On top of this, most reopened coffeeshops have added their own measures such as the placement of transparant screens on the dealer’s counter and distance markers on the floor.

Relaxing Restrictions

Prime Minister Mark Rutte recently announced the long awaited relaxation of most restrictions. In public buildings from June 1, a maximum of thirty people will be allowed per room. This means, for example, that movie theaters and concert halls can open again.

In addition, most establishments may also open on June 1st. There is no maximum number of people on the terraces but everyone should sit at a table and keep 1.5 meters apart.

Coffeeshops have to wait two months longer to fully open. They will be allowed to provide public access without capacity restrictions again from September 1st.

Had Too Much Space Cake? Amsterdam Tourist Doctor Comes To The Rescue

When doctor Van Ommeren is called during his night shifts, he must make a quick analysis. Does it sound urgent or can it wait a while? Then he cycles to the tourist’s residence, often in the centre of Amsterdam.

His medical service for international visitors has been around for three years now. After having worked in Australia for two years, Van Ommeren returned to the Netherlands and founded HotelDoc.

In a recent interview with newspaper Parool, Van Ommeren says that “a large part of the job consists of the classic cases for a general practitioner: stomach flu, airway complaints but also – what else – cannabis.”

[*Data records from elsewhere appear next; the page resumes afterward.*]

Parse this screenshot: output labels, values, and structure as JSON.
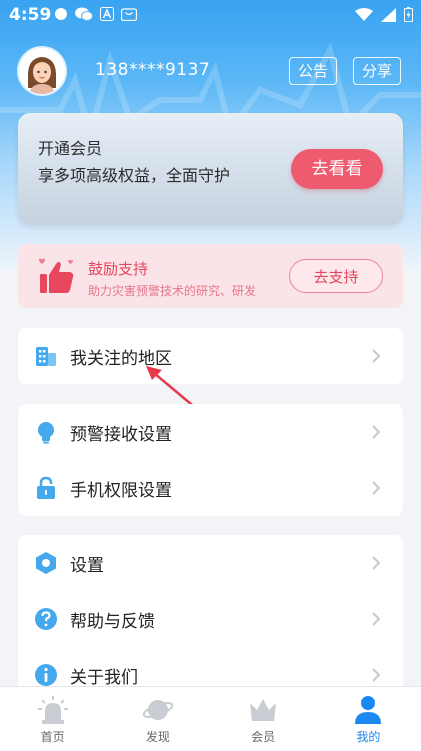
{
  "status_bar": {
    "time": "4:59"
  },
  "profile": {
    "phone": "138****9137",
    "notice_label": "公告",
    "share_label": "分享"
  },
  "member_card": {
    "title": "开通会员",
    "description": "享多项高级权益，全面守护",
    "button_label": "去看看"
  },
  "support_card": {
    "title": "鼓励支持",
    "description": "助力灾害预警技术的研究、研发",
    "button_label": "去支持"
  },
  "menu_groups": [
    {
      "items": [
        {
          "label": "我关注的地区",
          "icon": "buildings-icon"
        }
      ]
    },
    {
      "items": [
        {
          "label": "预警接收设置",
          "icon": "lightbulb-icon"
        },
        {
          "label": "手机权限设置",
          "icon": "lock-icon"
        }
      ]
    },
    {
      "items": [
        {
          "label": "设置",
          "icon": "hexagon-settings-icon"
        },
        {
          "label": "帮助与反馈",
          "icon": "question-icon"
        },
        {
          "label": "关于我们",
          "icon": "info-icon"
        }
      ]
    }
  ],
  "bottom_nav": [
    {
      "label": "首页",
      "icon": "alarm-light-icon",
      "active": false
    },
    {
      "label": "发现",
      "icon": "planet-icon",
      "active": false
    },
    {
      "label": "会员",
      "icon": "crown-icon",
      "active": false
    },
    {
      "label": "我的",
      "icon": "person-icon",
      "active": true
    }
  ],
  "colors": {
    "header_blue": "#38a3f2",
    "accent_red": "#ee5b6f",
    "active_blue": "#1a88f0"
  }
}
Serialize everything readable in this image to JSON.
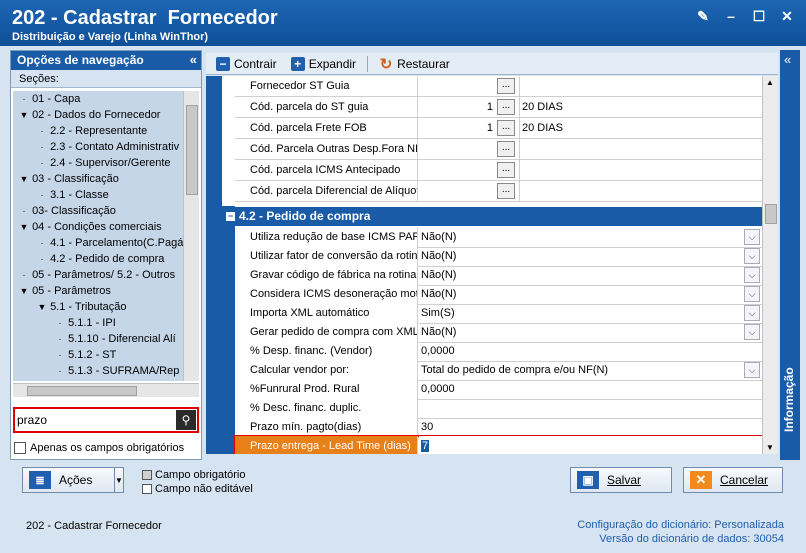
{
  "window": {
    "title": "202 - Cadastrar  Fornecedor",
    "subtitle": "Distribuição e Varejo (Linha WinThor)"
  },
  "nav": {
    "header": "Opções de navegação",
    "sections_label": "Seções:",
    "tree": [
      {
        "label": "01 - Capa",
        "level": 0,
        "exp": ""
      },
      {
        "label": "02 - Dados do Fornecedor",
        "level": 0,
        "exp": "▼"
      },
      {
        "label": "2.2 - Representante",
        "level": 1,
        "exp": ""
      },
      {
        "label": "2.3 - Contato Administrativ",
        "level": 1,
        "exp": ""
      },
      {
        "label": "2.4 - Supervisor/Gerente",
        "level": 1,
        "exp": ""
      },
      {
        "label": "03 - Classificação",
        "level": 0,
        "exp": "▼"
      },
      {
        "label": "3.1 - Classe",
        "level": 1,
        "exp": ""
      },
      {
        "label": "03- Classificação",
        "level": 0,
        "exp": ""
      },
      {
        "label": "04 - Condições comerciais",
        "level": 0,
        "exp": "▼"
      },
      {
        "label": "4.1 - Parcelamento(C.Pagá",
        "level": 1,
        "exp": ""
      },
      {
        "label": "4.2 - Pedido de compra",
        "level": 1,
        "exp": ""
      },
      {
        "label": "05 - Parâmetros/ 5.2 - Outros",
        "level": 0,
        "exp": ""
      },
      {
        "label": "05 - Parâmetros",
        "level": 0,
        "exp": "▼"
      },
      {
        "label": "5.1 - Tributação",
        "level": 1,
        "exp": "▼"
      },
      {
        "label": "5.1.1 - IPI",
        "level": 2,
        "exp": ""
      },
      {
        "label": "5.1.10 - Diferencial Alí",
        "level": 2,
        "exp": ""
      },
      {
        "label": "5.1.2 - ST",
        "level": 2,
        "exp": ""
      },
      {
        "label": "5.1.3 - SUFRAMA/Rep",
        "level": 2,
        "exp": ""
      }
    ],
    "search_value": "prazo",
    "only_required_label": "Apenas os campos obrigatórios"
  },
  "toolbar": {
    "collapse": "Contrair",
    "expand": "Expandir",
    "restore": "Restaurar"
  },
  "grid": {
    "rows_top": [
      {
        "label": "Fornecedor ST Guia",
        "num": "",
        "desc": ""
      },
      {
        "label": "Cód. parcela do ST guia",
        "num": "1",
        "desc": "20 DIAS"
      },
      {
        "label": "Cód. parcela Frete FOB",
        "num": "1",
        "desc": "20 DIAS"
      },
      {
        "label": "Cód. Parcela Outras Desp.Fora NF",
        "num": "",
        "desc": ""
      },
      {
        "label": "Cód. parcela ICMS Antecipado",
        "num": "",
        "desc": ""
      },
      {
        "label": "Cód. parcela Diferencial de Alíquot",
        "num": "",
        "desc": ""
      }
    ],
    "section_title": "4.2 - Pedido de compra",
    "rows_section": [
      {
        "label": "Utiliza redução de base ICMS PARA",
        "value": "Não(N)",
        "dropdown": true
      },
      {
        "label": "Utilizar fator de conversão da rotin",
        "value": "Não(N)",
        "dropdown": true
      },
      {
        "label": "Gravar código de fábrica na rotina",
        "value": "Não(N)",
        "dropdown": true
      },
      {
        "label": "Considera ICMS desoneração moti",
        "value": "Não(N)",
        "dropdown": true
      },
      {
        "label": "Importa XML automático",
        "value": "Sim(S)",
        "dropdown": true
      },
      {
        "label": "Gerar pedido de compra com XML",
        "value": "Não(N)",
        "dropdown": true
      },
      {
        "label": "% Desp. financ. (Vendor)",
        "value": "0,0000",
        "dropdown": false
      },
      {
        "label": "Calcular vendor por:",
        "value": "Total do pedido de compra e/ou NF(N)",
        "dropdown": true
      },
      {
        "label": "%Funrural Prod. Rural",
        "value": "0,0000",
        "dropdown": false
      },
      {
        "label": "% Desc. financ. duplic.",
        "value": "",
        "dropdown": false
      },
      {
        "label": "Prazo mín. pagto(dias)",
        "value": "30",
        "dropdown": false
      }
    ],
    "highlight_row": {
      "label": "Prazo entrega - Lead Time (dias)",
      "value": "7"
    }
  },
  "info_tab": "Informação",
  "buttons": {
    "actions": "Ações",
    "save": "Salvar",
    "cancel": "Cancelar"
  },
  "legend": {
    "required": "Campo obrigatório",
    "not_editable": "Campo não editável"
  },
  "status": {
    "left": "202 - Cadastrar  Fornecedor",
    "dict_config_label": "Configuração do dicionário:",
    "dict_config_value": "Personalizada",
    "dict_version_label": "Versão do dicionário de dados:",
    "dict_version_value": "30054"
  },
  "colors": {
    "titlebar": "#1a5ba8",
    "highlight": "#e8801a",
    "alert_border": "#e00000"
  }
}
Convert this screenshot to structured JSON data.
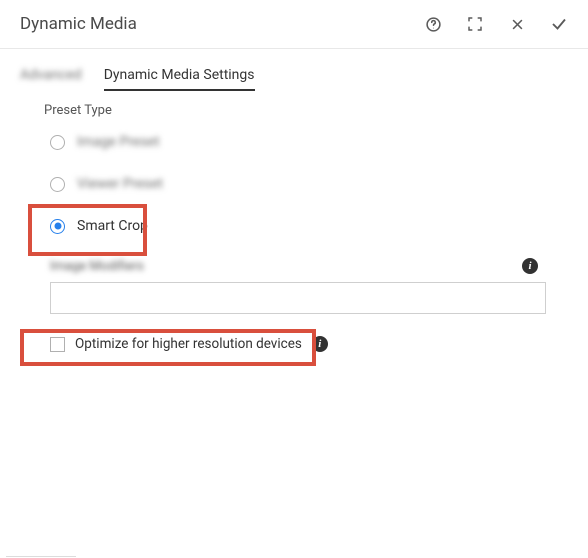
{
  "header": {
    "title": "Dynamic Media"
  },
  "tabs": {
    "advanced": "Advanced",
    "dmSettings": "Dynamic Media Settings"
  },
  "presetType": {
    "label": "Preset Type",
    "options": {
      "imagePreset": "Image Preset",
      "viewerPreset": "Viewer Preset",
      "smartCrop": "Smart Crop"
    }
  },
  "imageModifiers": {
    "label": "Image Modifiers",
    "value": ""
  },
  "optimize": {
    "label": "Optimize for higher resolution devices"
  }
}
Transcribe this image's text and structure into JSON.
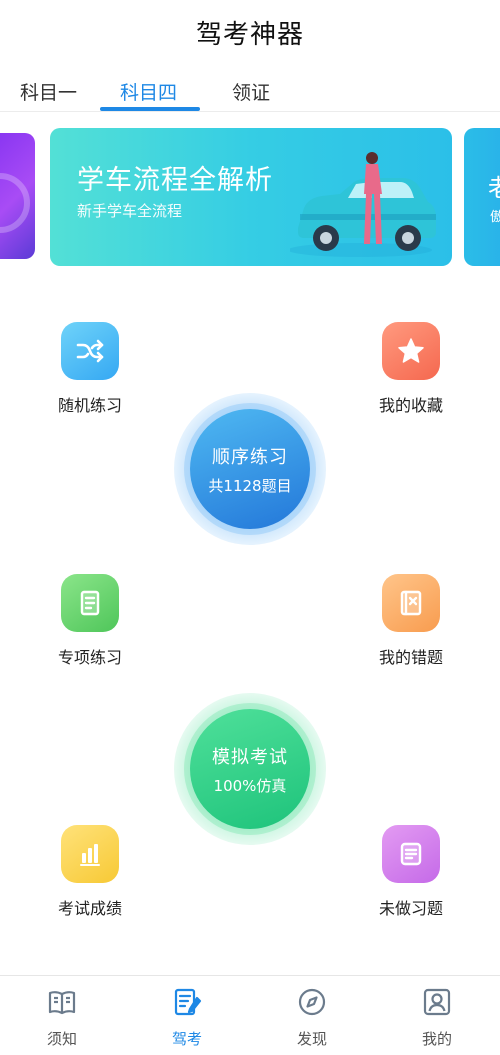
{
  "header": {
    "title": "驾考神器"
  },
  "tabs": [
    {
      "label": "科目一",
      "active": false
    },
    {
      "label": "科目四",
      "active": true
    },
    {
      "label": "领证",
      "active": false
    }
  ],
  "banner": {
    "title": "学车流程全解析",
    "subtitle": "新手学车全流程",
    "peek_right_title": "老",
    "peek_right_sub": "傲"
  },
  "features": {
    "random": {
      "label": "随机练习",
      "icon": "shuffle-icon"
    },
    "favorites": {
      "label": "我的收藏",
      "icon": "star-icon"
    },
    "topic": {
      "label": "专项练习",
      "icon": "scroll-icon"
    },
    "wrong": {
      "label": "我的错题",
      "icon": "wrong-book-icon"
    },
    "scores": {
      "label": "考试成绩",
      "icon": "bar-chart-icon"
    },
    "undone": {
      "label": "未做习题",
      "icon": "note-icon"
    }
  },
  "sequential": {
    "label": "顺序练习",
    "count": "共1128题目"
  },
  "mock_exam": {
    "label": "模拟考试",
    "sub": "100%仿真"
  },
  "bottom_nav": [
    {
      "label": "须知",
      "icon": "book-icon",
      "active": false
    },
    {
      "label": "驾考",
      "icon": "exam-doc-icon",
      "active": true
    },
    {
      "label": "发现",
      "icon": "compass-icon",
      "active": false
    },
    {
      "label": "我的",
      "icon": "profile-icon",
      "active": false
    }
  ],
  "colors": {
    "accent": "#1e88e5",
    "nav_inactive": "#555555"
  }
}
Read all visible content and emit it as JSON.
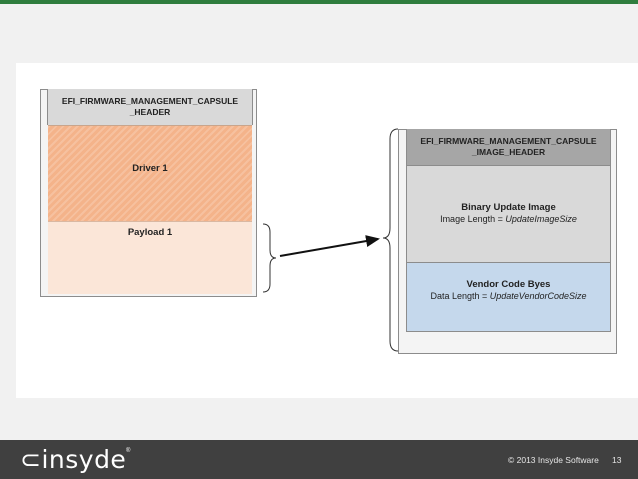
{
  "slide": {
    "left_capsule": {
      "header": "EFI_FIRMWARE_MANAGEMENT_CAPSULE\n_HEADER",
      "driver_label": "Driver 1",
      "payload_label": "Payload 1"
    },
    "right_image": {
      "header": "EFI_FIRMWARE_MANAGEMENT_CAPSULE\n_IMAGE_HEADER",
      "binary_title": "Binary Update Image",
      "binary_length_prefix": "Image Length = ",
      "binary_length_value": "UpdateImageSize",
      "vendor_title": "Vendor Code Byes",
      "vendor_length_prefix": "Data Length = ",
      "vendor_length_value": "UpdateVendorCodeSize"
    }
  },
  "footer": {
    "logo_text": "insyde",
    "registered_mark": "®",
    "copyright": "© 2013 Insyde Software",
    "page_number": "13"
  },
  "colors": {
    "accent_green": "#2f7d3e",
    "driver_fill": "#f4b38a",
    "payload_fill": "#fbe6d8",
    "vendor_fill": "#c5d8ec",
    "footer_bg": "#404040"
  }
}
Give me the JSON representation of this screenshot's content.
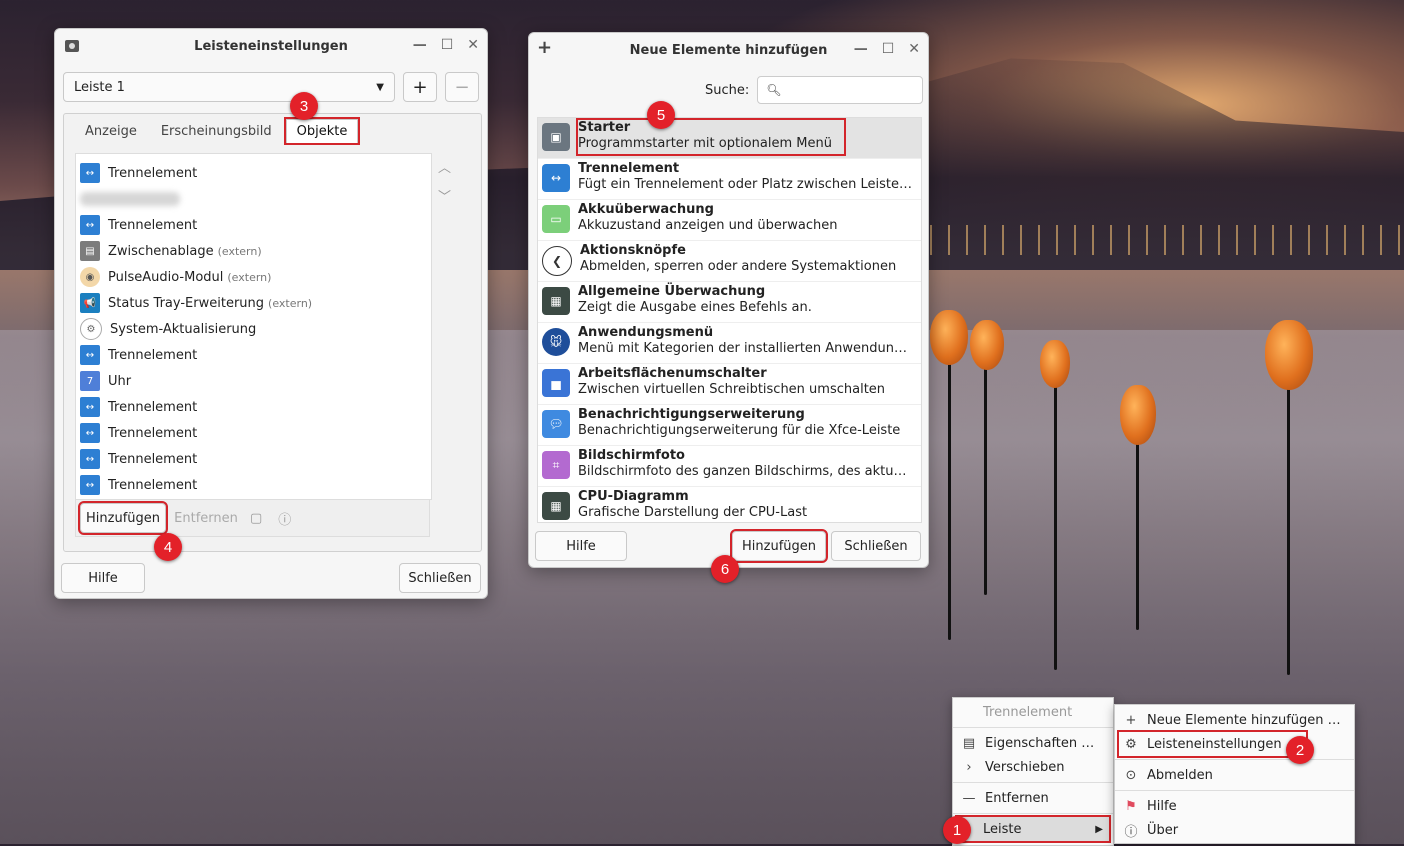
{
  "settings_window": {
    "title": "Leisteneinstellungen",
    "panel_select": "Leiste 1",
    "tabs": [
      "Anzeige",
      "Erscheinungsbild",
      "Objekte"
    ],
    "items": [
      {
        "label": "Trennelement",
        "extra": ""
      },
      {
        "label": "",
        "extra": ""
      },
      {
        "label": "Trennelement",
        "extra": ""
      },
      {
        "label": "Zwischenablage",
        "extra": "(extern)"
      },
      {
        "label": "PulseAudio-Modul",
        "extra": "(extern)"
      },
      {
        "label": "Status Tray-Erweiterung",
        "extra": "(extern)"
      },
      {
        "label": "System-Aktualisierung",
        "extra": ""
      },
      {
        "label": "Trennelement",
        "extra": ""
      },
      {
        "label": "Uhr",
        "extra": ""
      },
      {
        "label": "Trennelement",
        "extra": ""
      },
      {
        "label": "Trennelement",
        "extra": ""
      },
      {
        "label": "Trennelement",
        "extra": ""
      },
      {
        "label": "Trennelement",
        "extra": ""
      }
    ],
    "add_label": "Hinzufügen",
    "remove_label": "Entfernen",
    "help_label": "Hilfe",
    "close_label": "Schließen",
    "plus_label": "+",
    "minus_label": "−"
  },
  "add_window": {
    "title": "Neue Elemente hinzufügen",
    "search_label": "Suche:",
    "elements": [
      {
        "title": "Starter",
        "desc": "Programmstarter mit optionalem Menü",
        "color": "#6b7680"
      },
      {
        "title": "Trennelement",
        "desc": "Fügt ein Trennelement oder Platz zwischen Leistenelementen ein",
        "color": "#2d7fd3"
      },
      {
        "title": "Akkuüberwachung",
        "desc": "Akkuzustand anzeigen und überwachen",
        "color": "#7ccf7a"
      },
      {
        "title": "Aktionsknöpfe",
        "desc": "Abmelden, sperren oder andere Systemaktionen",
        "color": "#ffffff"
      },
      {
        "title": "Allgemeine Überwachung",
        "desc": "Zeigt die Ausgabe eines Befehls an.",
        "color": "#3c4a44"
      },
      {
        "title": "Anwendungsmenü",
        "desc": "Menü mit Kategorien der installierten Anwendungen anzeigen",
        "color": "#1f4e9a"
      },
      {
        "title": "Arbeitsflächenumschalter",
        "desc": "Zwischen virtuellen Schreibtischen umschalten",
        "color": "#3a74d6"
      },
      {
        "title": "Benachrichtigungserweiterung",
        "desc": "Benachrichtigungserweiterung für die Xfce-Leiste",
        "color": "#3f8ae0"
      },
      {
        "title": "Bildschirmfoto",
        "desc": "Bildschirmfoto des ganzen Bildschirms, des aktuellen Fensters",
        "color": "#b36ad0"
      },
      {
        "title": "CPU-Diagramm",
        "desc": "Grafische Darstellung der CPU-Last",
        "color": "#3c4a44"
      }
    ],
    "help_label": "Hilfe",
    "add_label": "Hinzufügen",
    "close_label": "Schließen"
  },
  "context_menu": {
    "items": [
      {
        "label": "Trennelement",
        "icon": "",
        "disabled": true
      },
      {
        "label": "Eigenschaften …",
        "icon": "properties-icon"
      },
      {
        "label": "Verschieben",
        "icon": "chevron-right-icon"
      },
      {
        "label": "Entfernen",
        "icon": "minus-icon"
      },
      {
        "label": "Leiste",
        "icon": ""
      }
    ]
  },
  "submenu": {
    "items": [
      {
        "label": "Neue Elemente hinzufügen …",
        "icon": "plus-icon"
      },
      {
        "label": "Leisteneinstellungen …",
        "icon": "gear-icon"
      },
      {
        "label": "Abmelden",
        "icon": "logout-icon"
      },
      {
        "label": "Hilfe",
        "icon": "help-icon"
      },
      {
        "label": "Über",
        "icon": "info-icon"
      }
    ]
  },
  "markers": [
    "1",
    "2",
    "3",
    "4",
    "5",
    "6"
  ],
  "colors": {
    "marker": "#e32129",
    "highlight_box": "#d3252b"
  }
}
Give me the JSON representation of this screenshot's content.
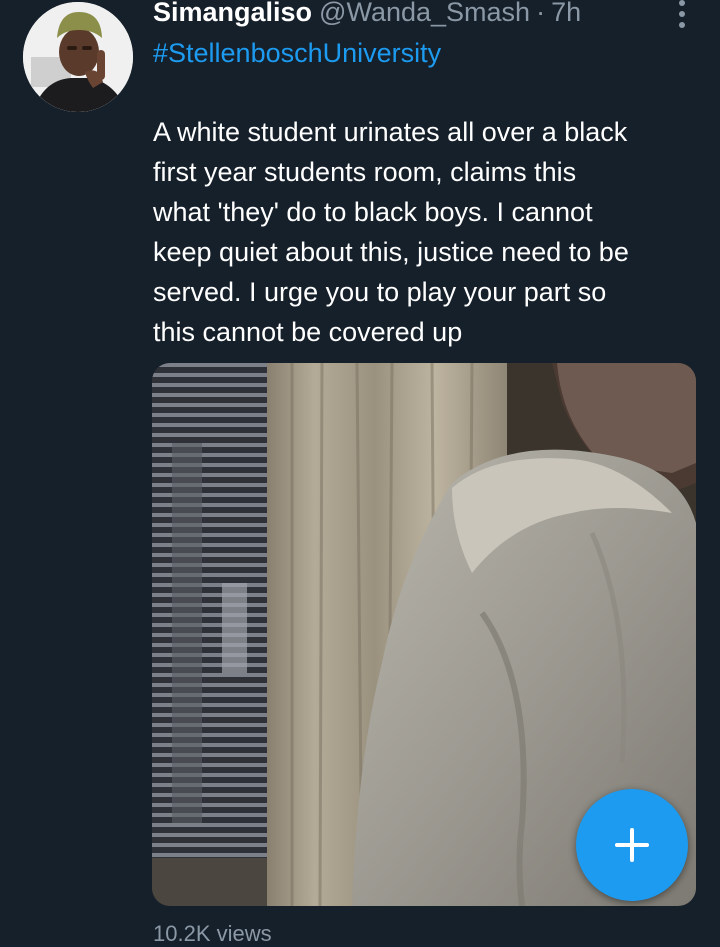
{
  "tweet": {
    "author_name": "Simangaliso",
    "author_handle": "@Wanda_Smash",
    "separator": "·",
    "time": "7h",
    "hashtag": "#StellenboschUniversity",
    "text_lines": [
      "A white student urinates all over a black",
      "first year students room, claims this",
      "what 'they' do to black boys. I cannot",
      "keep quiet about this, justice need to be",
      "served. I urge you to play your part so",
      "this cannot be covered up"
    ],
    "views_partial": "10.2K views"
  },
  "icons": {
    "more": "more-vertical-icon",
    "compose": "plus-icon"
  },
  "colors": {
    "background": "#15202b",
    "link": "#1d9bf0",
    "secondary_text": "#8b98a5",
    "fab": "#1d9bf0"
  }
}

Space cake is usually the culprit. According to the doctor, it is striking that it is often middle-aged people make the mistake of eating too much. “They want to try some but they’re not accustomed to much [of it’s effect]. They panic, get palpitations and think they’re dying. Yesterday I was with a patient who had eaten space cake and engulfed the entire bathroom in puke. It came up to the ceiling. It didn’t help that the partner also ate space cake and was also panicking, with one inflicting the other. The only thing I can do is reassure them. Then I do a few small tests, such as measuring blood pressure. It’s not medically necessary, but it helps to reduce the panic. I only leave when they are calmed down. Usually I say: tomorrow you will laugh about it.”